__Activity__:
All lines in the data below carrying the string "JSON" are to be located and copied.

__Supplied material__:
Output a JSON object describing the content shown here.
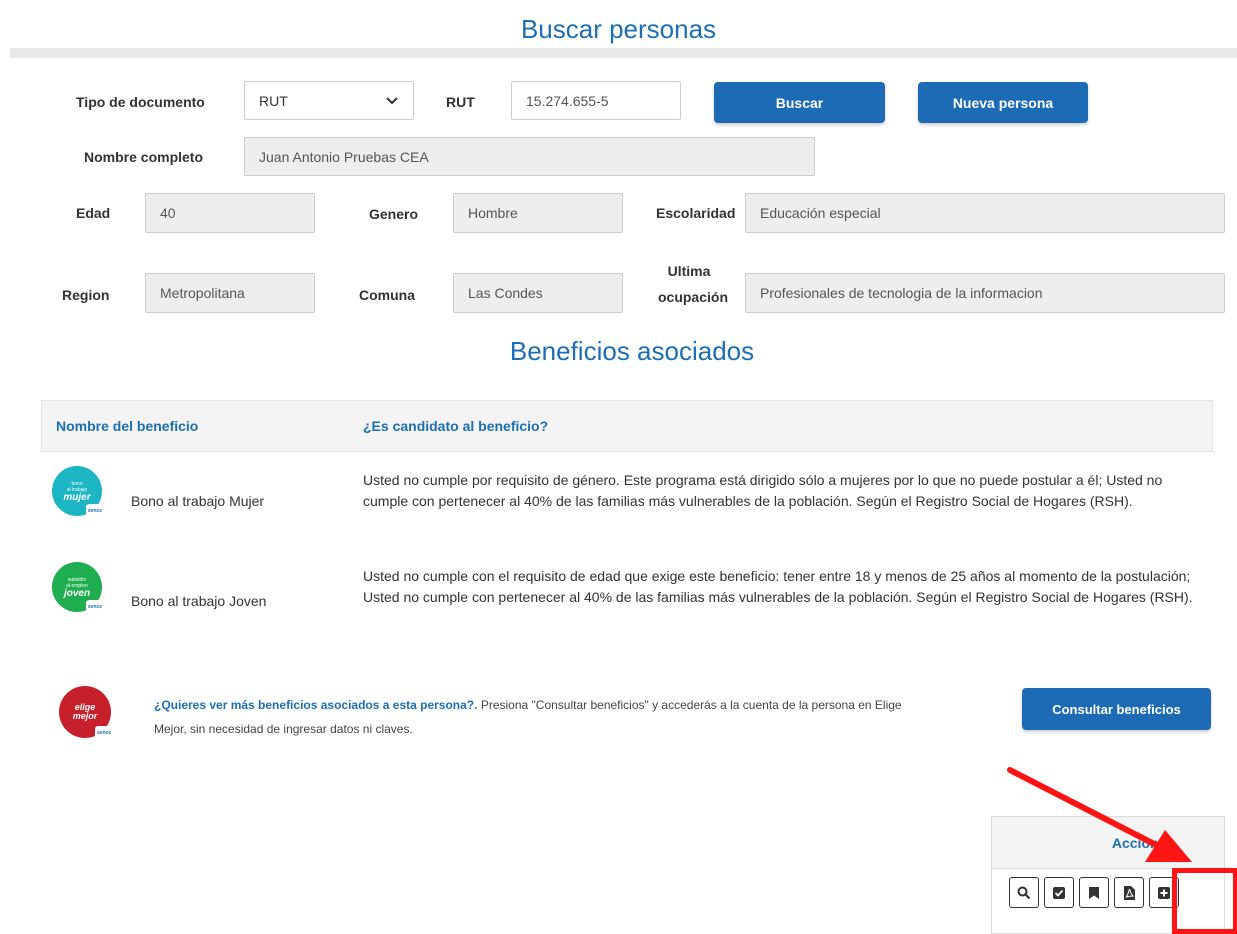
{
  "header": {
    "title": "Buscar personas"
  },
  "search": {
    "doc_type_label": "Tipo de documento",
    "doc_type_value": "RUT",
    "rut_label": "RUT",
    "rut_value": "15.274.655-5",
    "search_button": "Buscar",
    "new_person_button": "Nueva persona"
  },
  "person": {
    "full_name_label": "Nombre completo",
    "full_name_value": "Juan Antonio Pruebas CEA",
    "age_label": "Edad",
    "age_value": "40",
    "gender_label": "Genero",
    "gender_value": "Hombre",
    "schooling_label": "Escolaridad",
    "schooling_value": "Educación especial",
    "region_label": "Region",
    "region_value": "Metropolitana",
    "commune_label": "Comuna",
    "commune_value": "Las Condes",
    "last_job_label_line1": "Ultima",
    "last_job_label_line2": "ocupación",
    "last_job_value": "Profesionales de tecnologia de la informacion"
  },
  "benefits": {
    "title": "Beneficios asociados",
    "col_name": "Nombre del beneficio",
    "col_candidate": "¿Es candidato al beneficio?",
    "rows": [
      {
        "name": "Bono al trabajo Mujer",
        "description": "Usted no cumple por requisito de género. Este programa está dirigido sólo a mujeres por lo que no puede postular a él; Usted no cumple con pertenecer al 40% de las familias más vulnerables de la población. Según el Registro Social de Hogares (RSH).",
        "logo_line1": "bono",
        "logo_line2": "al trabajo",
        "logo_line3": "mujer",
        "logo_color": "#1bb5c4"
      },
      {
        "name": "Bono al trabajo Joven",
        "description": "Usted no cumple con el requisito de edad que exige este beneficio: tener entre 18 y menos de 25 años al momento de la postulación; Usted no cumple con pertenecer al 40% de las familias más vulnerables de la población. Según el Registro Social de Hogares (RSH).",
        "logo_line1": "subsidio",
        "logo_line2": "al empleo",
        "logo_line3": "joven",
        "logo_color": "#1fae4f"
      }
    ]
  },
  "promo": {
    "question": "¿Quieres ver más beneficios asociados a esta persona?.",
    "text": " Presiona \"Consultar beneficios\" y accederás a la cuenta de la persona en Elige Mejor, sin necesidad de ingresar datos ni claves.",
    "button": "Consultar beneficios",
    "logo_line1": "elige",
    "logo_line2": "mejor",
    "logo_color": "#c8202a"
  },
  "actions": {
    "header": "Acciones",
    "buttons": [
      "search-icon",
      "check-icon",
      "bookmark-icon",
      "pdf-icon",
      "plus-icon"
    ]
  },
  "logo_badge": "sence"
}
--
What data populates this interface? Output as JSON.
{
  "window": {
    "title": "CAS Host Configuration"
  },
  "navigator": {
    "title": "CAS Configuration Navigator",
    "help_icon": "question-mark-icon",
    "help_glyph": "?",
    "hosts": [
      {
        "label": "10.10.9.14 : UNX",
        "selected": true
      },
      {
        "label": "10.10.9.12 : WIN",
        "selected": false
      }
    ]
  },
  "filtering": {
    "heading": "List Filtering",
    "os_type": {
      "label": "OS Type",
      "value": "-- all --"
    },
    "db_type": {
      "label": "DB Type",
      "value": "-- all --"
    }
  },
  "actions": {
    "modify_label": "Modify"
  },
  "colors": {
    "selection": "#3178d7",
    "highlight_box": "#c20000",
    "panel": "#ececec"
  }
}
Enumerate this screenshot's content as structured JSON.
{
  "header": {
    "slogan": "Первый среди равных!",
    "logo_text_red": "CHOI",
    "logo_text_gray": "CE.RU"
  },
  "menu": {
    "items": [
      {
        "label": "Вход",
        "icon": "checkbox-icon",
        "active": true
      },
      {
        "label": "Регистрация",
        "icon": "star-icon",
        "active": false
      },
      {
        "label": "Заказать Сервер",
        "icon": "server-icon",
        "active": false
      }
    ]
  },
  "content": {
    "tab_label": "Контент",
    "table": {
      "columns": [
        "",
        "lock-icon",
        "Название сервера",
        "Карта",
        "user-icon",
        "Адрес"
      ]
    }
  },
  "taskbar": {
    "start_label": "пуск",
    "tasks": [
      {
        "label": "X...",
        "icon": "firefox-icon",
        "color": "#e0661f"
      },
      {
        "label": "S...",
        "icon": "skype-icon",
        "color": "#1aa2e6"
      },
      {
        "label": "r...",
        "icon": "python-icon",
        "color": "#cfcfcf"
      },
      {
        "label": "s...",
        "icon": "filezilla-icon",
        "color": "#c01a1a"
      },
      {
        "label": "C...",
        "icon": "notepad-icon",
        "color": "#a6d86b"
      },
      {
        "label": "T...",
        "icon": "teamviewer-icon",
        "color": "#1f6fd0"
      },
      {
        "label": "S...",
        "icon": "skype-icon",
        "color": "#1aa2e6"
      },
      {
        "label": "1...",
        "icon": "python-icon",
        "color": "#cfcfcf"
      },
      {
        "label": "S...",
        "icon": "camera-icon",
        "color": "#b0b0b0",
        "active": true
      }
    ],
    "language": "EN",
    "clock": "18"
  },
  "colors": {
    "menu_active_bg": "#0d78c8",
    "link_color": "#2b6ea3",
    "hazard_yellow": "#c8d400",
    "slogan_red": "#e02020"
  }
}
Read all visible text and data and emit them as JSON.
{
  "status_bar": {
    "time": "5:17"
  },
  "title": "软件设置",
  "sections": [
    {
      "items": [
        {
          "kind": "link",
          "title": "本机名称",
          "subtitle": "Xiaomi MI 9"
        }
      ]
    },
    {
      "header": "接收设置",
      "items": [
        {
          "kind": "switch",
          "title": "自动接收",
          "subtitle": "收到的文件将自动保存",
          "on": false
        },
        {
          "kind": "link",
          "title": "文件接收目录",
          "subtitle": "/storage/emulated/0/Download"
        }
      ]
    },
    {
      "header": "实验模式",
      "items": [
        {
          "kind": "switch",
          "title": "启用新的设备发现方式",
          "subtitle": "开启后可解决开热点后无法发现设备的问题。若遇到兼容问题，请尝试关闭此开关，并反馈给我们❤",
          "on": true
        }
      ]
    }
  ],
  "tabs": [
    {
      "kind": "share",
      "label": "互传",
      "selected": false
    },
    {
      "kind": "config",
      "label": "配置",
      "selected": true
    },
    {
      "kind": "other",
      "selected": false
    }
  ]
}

__Written solution__:
Output a JSON object describing the content shown here.
What data populates this interface? Output as JSON.
Enumerate this screenshot's content as structured JSON.
Read all visible text and data and emit them as JSON.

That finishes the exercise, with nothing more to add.